───── Dataset content ─────

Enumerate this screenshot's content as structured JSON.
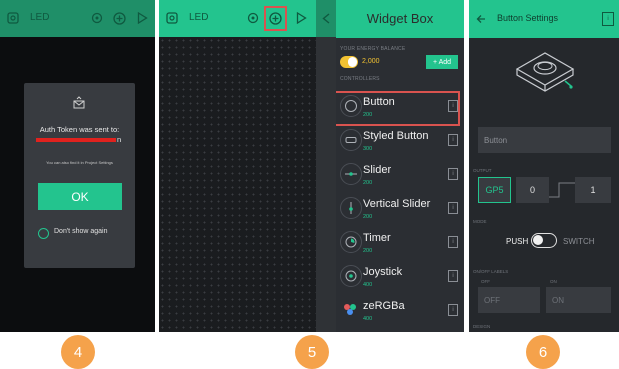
{
  "panel1": {
    "title": "LED",
    "dialog": {
      "message": "Auth Token was sent to:",
      "email_suffix": "n",
      "hint": "You can also find it in Project Settings",
      "ok_label": "OK",
      "checkbox_label": "Don't show again"
    }
  },
  "panel2": {
    "title": "LED"
  },
  "panel3": {
    "title": "Widget Box",
    "energy_section": "YOUR ENERGY BALANCE",
    "energy_value": "2,000",
    "add_label": "+ Add",
    "controllers_section": "CONTROLLERS",
    "widgets": [
      {
        "name": "Button",
        "cost": "200",
        "icon": "button-circle-icon"
      },
      {
        "name": "Styled Button",
        "cost": "300",
        "icon": "styled-button-icon"
      },
      {
        "name": "Slider",
        "cost": "200",
        "icon": "slider-icon"
      },
      {
        "name": "Vertical Slider",
        "cost": "200",
        "icon": "vertical-slider-icon"
      },
      {
        "name": "Timer",
        "cost": "200",
        "icon": "timer-icon"
      },
      {
        "name": "Joystick",
        "cost": "400",
        "icon": "joystick-icon"
      },
      {
        "name": "zeRGBa",
        "cost": "400",
        "icon": "zergba-icon"
      }
    ],
    "info_glyph": "i"
  },
  "panel4": {
    "title": "Button Settings",
    "name_placeholder": "Button",
    "output_section": "OUTPUT",
    "pin": "GP5",
    "low_value": "0",
    "high_value": "1",
    "mode_section": "MODE",
    "mode_push": "PUSH",
    "mode_switch": "SWITCH",
    "onoff_section": "ON/OFF LABELS",
    "off_caption": "OFF",
    "on_caption": "ON",
    "off_value": "OFF",
    "on_value": "ON",
    "design_section": "DESIGN"
  },
  "steps": [
    "4",
    "5",
    "6"
  ],
  "colors": {
    "accent": "#23c48e",
    "highlight": "#d9534f",
    "background": "#1c1e22",
    "step_badge": "#f5a24b"
  }
}
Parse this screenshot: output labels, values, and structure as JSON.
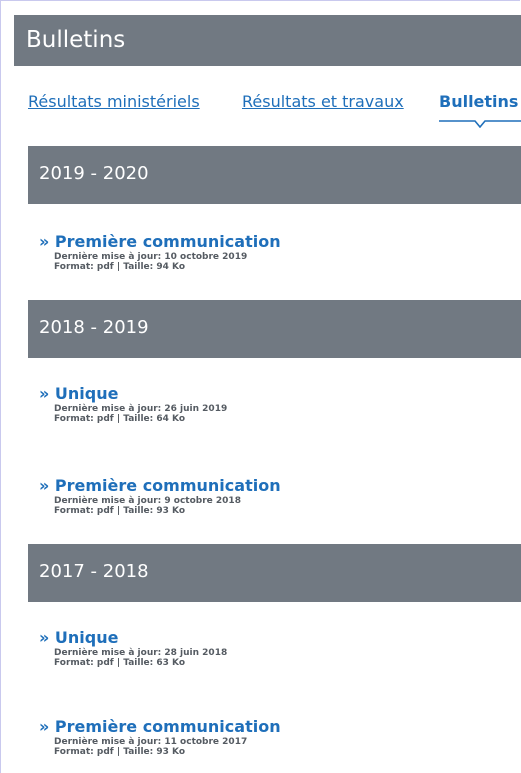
{
  "header": {
    "title": "Bulletins"
  },
  "tabs": [
    {
      "label": "Résultats ministériels"
    },
    {
      "label": "Résultats et travaux"
    },
    {
      "label": "Bulletins"
    }
  ],
  "sections": [
    {
      "label": "2019 - 2020",
      "docs": [
        {
          "title": "» Première communication",
          "updated": "Dernière mise à jour: 10 octobre 2019",
          "format": "Format: pdf | Taille: 94 Ko"
        }
      ]
    },
    {
      "label": "2018 - 2019",
      "docs": [
        {
          "title": "» Unique",
          "updated": "Dernière mise à jour: 26 juin 2019",
          "format": "Format: pdf | Taille: 64 Ko"
        },
        {
          "title": "» Première communication",
          "updated": "Dernière mise à jour: 9 octobre 2018",
          "format": "Format: pdf | Taille: 93 Ko"
        }
      ]
    },
    {
      "label": "2017 - 2018",
      "docs": [
        {
          "title": "» Unique",
          "updated": "Dernière mise à jour: 28 juin 2018",
          "format": "Format: pdf | Taille: 63 Ko"
        },
        {
          "title": "» Première communication",
          "updated": "Dernière mise à jour: 11 octobre 2017",
          "format": "Format: pdf | Taille: 93 Ko"
        }
      ]
    }
  ],
  "colors": {
    "header_bg": "#717982",
    "link": "#1f6fba",
    "meta_text": "#555b62"
  }
}
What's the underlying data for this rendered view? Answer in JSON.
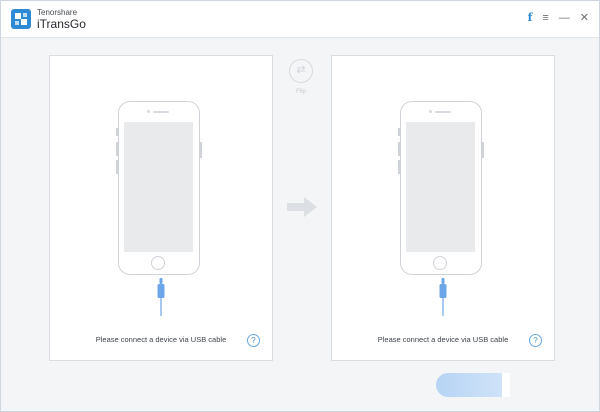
{
  "app": {
    "brand_sub": "Tenorshare",
    "brand_name": "iTransGo"
  },
  "titlebar": {
    "icons": [
      "facebook-icon",
      "menu-icon",
      "minimize-icon",
      "close-icon"
    ],
    "facebook_glyph": "f",
    "menu_glyph": "≡",
    "minimize_glyph": "—",
    "close_glyph": "✕"
  },
  "flip": {
    "label": "Flip",
    "glyph": "⇄"
  },
  "source_panel": {
    "message": "Please connect a device via USB cable",
    "help_glyph": "?"
  },
  "target_panel": {
    "message": "Please connect a device via USB cable",
    "help_glyph": "?"
  },
  "transfer_button": {
    "label": ""
  },
  "colors": {
    "accent": "#2f8ad6",
    "cable": "#6da6e8",
    "button": "#b6d4f4",
    "arrow": "#dcdfe3"
  }
}
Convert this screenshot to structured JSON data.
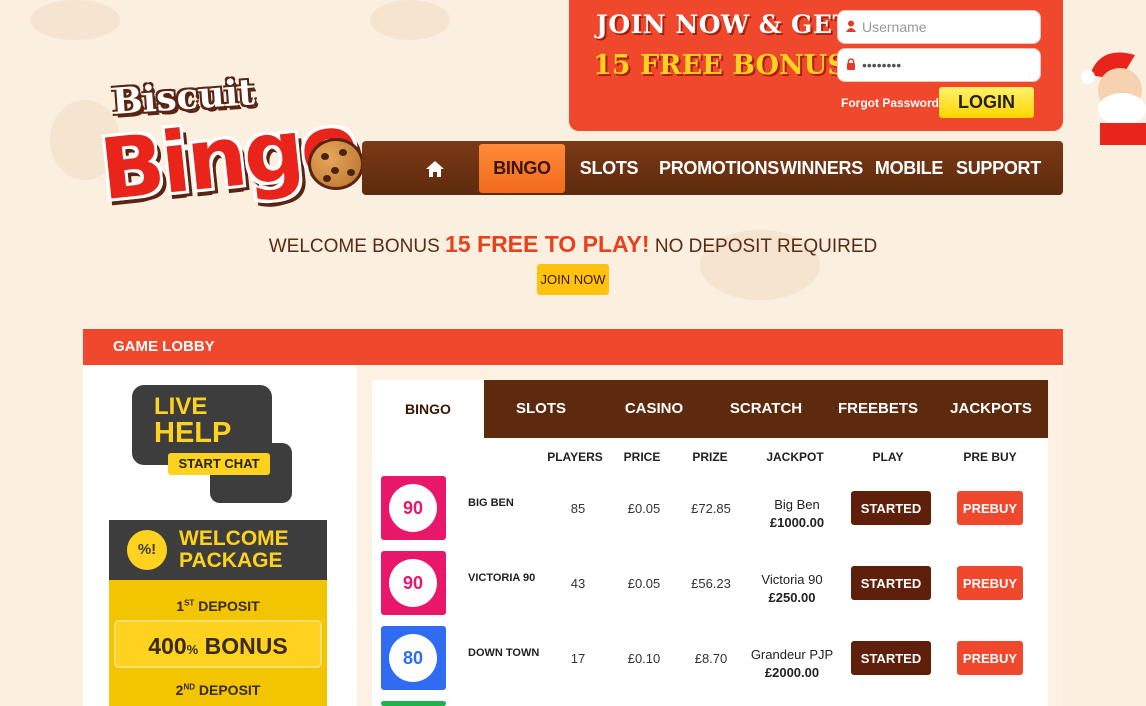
{
  "signup": {
    "headline_1": "JOIN NOW & GET",
    "headline_2": "15 FREE BONUS",
    "username_placeholder": "Username",
    "password_value": "••••••••",
    "forgot_label": "Forgot Password?",
    "login_label": "LOGIN"
  },
  "logo": {
    "word1": "Biscuit",
    "word2": "Bingo"
  },
  "nav": {
    "home_icon": "home-icon",
    "items": [
      "BINGO",
      "SLOTS",
      "PROMOTIONS",
      "WINNERS",
      "MOBILE",
      "SUPPORT"
    ],
    "active": "BINGO"
  },
  "welcome": {
    "prefix": "WELCOME BONUS",
    "highlight": "15 FREE TO PLAY!",
    "suffix": "NO DEPOSIT REQUIRED",
    "join_label": "JOIN NOW"
  },
  "lobby": {
    "title": "GAME LOBBY",
    "live_help": {
      "line1": "LIVE",
      "line2": "HELP",
      "button": "START CHAT"
    },
    "welcome_package": {
      "badge": "%!",
      "title_1": "WELCOME",
      "title_2": "PACKAGE",
      "deposit_1": {
        "num": "1",
        "sup": "ST",
        "label": "DEPOSIT"
      },
      "bonus_1": {
        "value": "400",
        "unit": "%",
        "label": "BONUS"
      },
      "deposit_2": {
        "num": "2",
        "sup": "ND",
        "label": "DEPOSIT"
      }
    },
    "tabs": [
      "BINGO",
      "SLOTS",
      "CASINO",
      "SCRATCH",
      "FREEBETS",
      "JACKPOTS"
    ],
    "active_tab": "BINGO",
    "columns": [
      "PLAYERS",
      "PRICE",
      "PRIZE",
      "JACKPOT",
      "PLAY",
      "PRE BUY"
    ],
    "rows": [
      {
        "ball": "90",
        "color": "#e8176a",
        "name": "BIG BEN",
        "players": "85",
        "price": "£0.05",
        "prize": "£72.85",
        "jackpot_name": "Big Ben",
        "jackpot_value": "£1000.00",
        "play": "STARTED",
        "prebuy": "PREBUY"
      },
      {
        "ball": "90",
        "color": "#e8176a",
        "name": "VICTORIA 90",
        "players": "43",
        "price": "£0.05",
        "prize": "£56.23",
        "jackpot_name": "Victoria 90",
        "jackpot_value": "£250.00",
        "play": "STARTED",
        "prebuy": "PREBUY"
      },
      {
        "ball": "80",
        "color": "#2f6cf2",
        "name": "DOWN TOWN",
        "players": "17",
        "price": "£0.10",
        "prize": "£8.70",
        "jackpot_name": "Grandeur PJP",
        "jackpot_value": "£2000.00",
        "play": "STARTED",
        "prebuy": "PREBUY"
      }
    ]
  },
  "colors": {
    "brand_orange": "#f0482c",
    "nav_brown": "#5e2a0e",
    "accent_yellow": "#ffd21f",
    "background": "#fbefdf"
  }
}
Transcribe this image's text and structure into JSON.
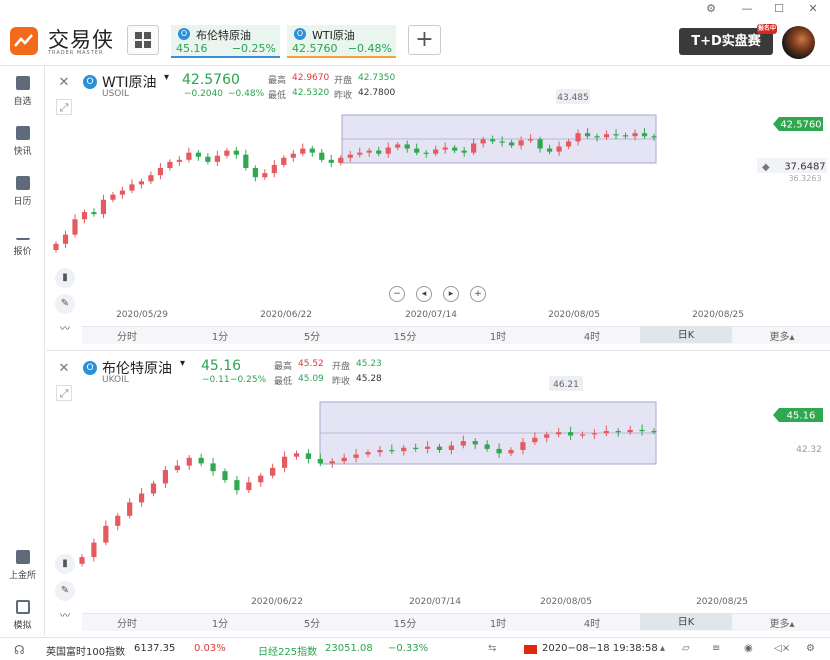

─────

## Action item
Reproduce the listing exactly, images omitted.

## Output for this task
Enumerate this screenshot's content as structured JSON.
{
  "panel1": {
    "title": "LED",
    "dialog": {
      "message": "Auth Token was sent to:",
      "email_suffix": "n",
      "hint": "You can also find it in Project Settings",
      "ok_label": "OK",
      "checkbox_label": "Don't show again"
    }
  },
  "panel2": {
    "title": "LED"
  },
  "panel3": {
    "title": "Widget Box",
    "energy_section": "YOUR ENERGY BALANCE",
    "energy_value": "2,000",
    "add_label": "+ Add",
    "controllers_section": "CONTROLLERS",
    "widgets": [
      {
        "name": "Button",
        "cost": "200",
        "icon": "button-circle-icon"
      },
      {
        "name": "Styled Button",
        "cost": "300",
        "icon": "styled-button-icon"
      },
      {
        "name": "Slider",
        "cost": "200",
        "icon": "slider-icon"
      },
      {
        "name": "Vertical Slider",
        "cost": "200",
        "icon": "vertical-slider-icon"
      },
      {
        "name": "Timer",
        "cost": "200",
        "icon": "timer-icon"
      },
      {
        "name": "Joystick",
        "cost": "400",
        "icon": "joystick-icon"
      },
      {
        "name": "zeRGBa",
        "cost": "400",
        "icon": "zergba-icon"
      }
    ],
    "info_glyph": "i"
  },
  "panel4": {
    "title": "Button Settings",
    "name_placeholder": "Button",
    "output_section": "OUTPUT",
    "pin": "GP5",
    "low_value": "0",
    "high_value": "1",
    "mode_section": "MODE",
    "mode_push": "PUSH",
    "mode_switch": "SWITCH",
    "onoff_section": "ON/OFF LABELS",
    "off_caption": "OFF",
    "on_caption": "ON",
    "off_value": "OFF",
    "on_value": "ON",
    "design_section": "DESIGN"
  },
  "steps": [
    "4",
    "5",
    "6"
  ],
  "colors": {
    "accent": "#23c48e",
    "highlight": "#d9534f",
    "background": "#1c1e22",
    "step_badge": "#f5a24b"
  }
}
Parse this screenshot: output labels, values, and structure as JSON.
{
  "header": {
    "title": "Bulletins"
  },
  "tabs": [
    {
      "label": "Résultats ministériels"
    },
    {
      "label": "Résultats et travaux"
    },
    {
      "label": "Bulletins"
    }
  ],
  "sections": [
    {
      "label": "2019 - 2020",
      "docs": [
        {
          "title": "» Première communication",
          "updated": "Dernière mise à jour: 10 octobre 2019",
          "format": "Format: pdf | Taille: 94 Ko"
        }
      ]
    },
    {
      "label": "2018 - 2019",
      "docs": [
        {
          "title": "» Unique",
          "updated": "Dernière mise à jour: 26 juin 2019",
          "format": "Format: pdf | Taille: 64 Ko"
        },
        {
          "title": "» Première communication",
          "updated": "Dernière mise à jour: 9 octobre 2018",
          "format": "Format: pdf | Taille: 93 Ko"
        }
      ]
    },
    {
      "label": "2017 - 2018",
      "docs": [
        {
          "title": "» Unique",
          "updated": "Dernière mise à jour: 28 juin 2018",
          "format": "Format: pdf | Taille: 63 Ko"
        },
        {
          "title": "» Première communication",
          "updated": "Dernière mise à jour: 11 octobre 2017",
          "format": "Format: pdf | Taille: 93 Ko"
        }
      ]
    }
  ],
  "colors": {
    "header_bg": "#717982",
    "link": "#1f6fba",
    "meta_text": "#555b62"
  }
}
What's the underlying data for this rendered view? Answer in JSON.
{
  "app": {
    "brand_sub": "Tenorshare",
    "brand_name": "iTransGo"
  },
  "titlebar": {
    "icons": [
      "facebook-icon",
      "menu-icon",
      "minimize-icon",
      "close-icon"
    ],
    "facebook_glyph": "f",
    "menu_glyph": "≡",
    "minimize_glyph": "—",
    "close_glyph": "✕"
  },
  "flip": {
    "label": "Flip",
    "glyph": "⇄"
  },
  "source_panel": {
    "message": "Please connect a device via USB cable",
    "help_glyph": "?"
  },
  "target_panel": {
    "message": "Please connect a device via USB cable",
    "help_glyph": "?"
  },
  "transfer_button": {
    "label": ""
  },
  "colors": {
    "accent": "#2f8ad6",
    "cable": "#6da6e8",
    "button": "#b6d4f4",
    "arrow": "#dcdfe3"
  }
}
Convert this screenshot to structured JSON data.
{
  "signup": {
    "headline_1": "JOIN NOW & GET",
    "headline_2": "15 FREE BONUS",
    "username_placeholder": "Username",
    "password_value": "••••••••",
    "forgot_label": "Forgot Password?",
    "login_label": "LOGIN"
  },
  "logo": {
    "word1": "Biscuit",
    "word2": "Bingo"
  },
  "nav": {
    "home_icon": "home-icon",
    "items": [
      "BINGO",
      "SLOTS",
      "PROMOTIONS",
      "WINNERS",
      "MOBILE",
      "SUPPORT"
    ],
    "active": "BINGO"
  },
  "welcome": {
    "prefix": "WELCOME BONUS",
    "highlight": "15 FREE TO PLAY!",
    "suffix": "NO DEPOSIT REQUIRED",
    "join_label": "JOIN NOW"
  },
  "lobby": {
    "title": "GAME LOBBY",
    "live_help": {
      "line1": "LIVE",
      "line2": "HELP",
      "button": "START CHAT"
    },
    "welcome_package": {
      "badge": "%!",
      "title_1": "WELCOME",
      "title_2": "PACKAGE",
      "deposit_1": {
        "num": "1",
        "sup": "ST",
        "label": "DEPOSIT"
      },
      "bonus_1": {
        "value": "400",
        "unit": "%",
        "label": "BONUS"
      },
      "deposit_2": {
        "num": "2",
        "sup": "ND",
        "label": "DEPOSIT"
      }
    },
    "tabs": [
      "BINGO",
      "SLOTS",
      "CASINO",
      "SCRATCH",
      "FREEBETS",
      "JACKPOTS"
    ],
    "active_tab": "BINGO",
    "columns": [
      "PLAYERS",
      "PRICE",
      "PRIZE",
      "JACKPOT",
      "PLAY",
      "PRE BUY"
    ],
    "rows": [
      {
        "ball": "90",
        "color": "#e8176a",
        "name": "BIG BEN",
        "players": "85",
        "price": "£0.05",
        "prize": "£72.85",
        "jackpot_name": "Big Ben",
        "jackpot_value": "£1000.00",
        "play": "STARTED",
        "prebuy": "PREBUY"
      },
      {
        "ball": "90",
        "color": "#e8176a",
        "name": "VICTORIA 90",
        "players": "43",
        "price": "£0.05",
        "prize": "£56.23",
        "jackpot_name": "Victoria 90",
        "jackpot_value": "£250.00",
        "play": "STARTED",
        "prebuy": "PREBUY"
      },
      {
        "ball": "80",
        "color": "#2f6cf2",
        "name": "DOWN TOWN",
        "players": "17",
        "price": "£0.10",
        "prize": "£8.70",
        "jackpot_name": "Grandeur PJP",
        "jackpot_value": "£2000.00",
        "play": "STARTED",
        "prebuy": "PREBUY"
      }
    ]
  },
  "colors": {
    "brand_orange": "#f0482c",
    "nav_brown": "#5e2a0e",
    "accent_yellow": "#ffd21f",
    "background": "#fbefdf"
  }
}
Transcribe this image's text and structure into JSON.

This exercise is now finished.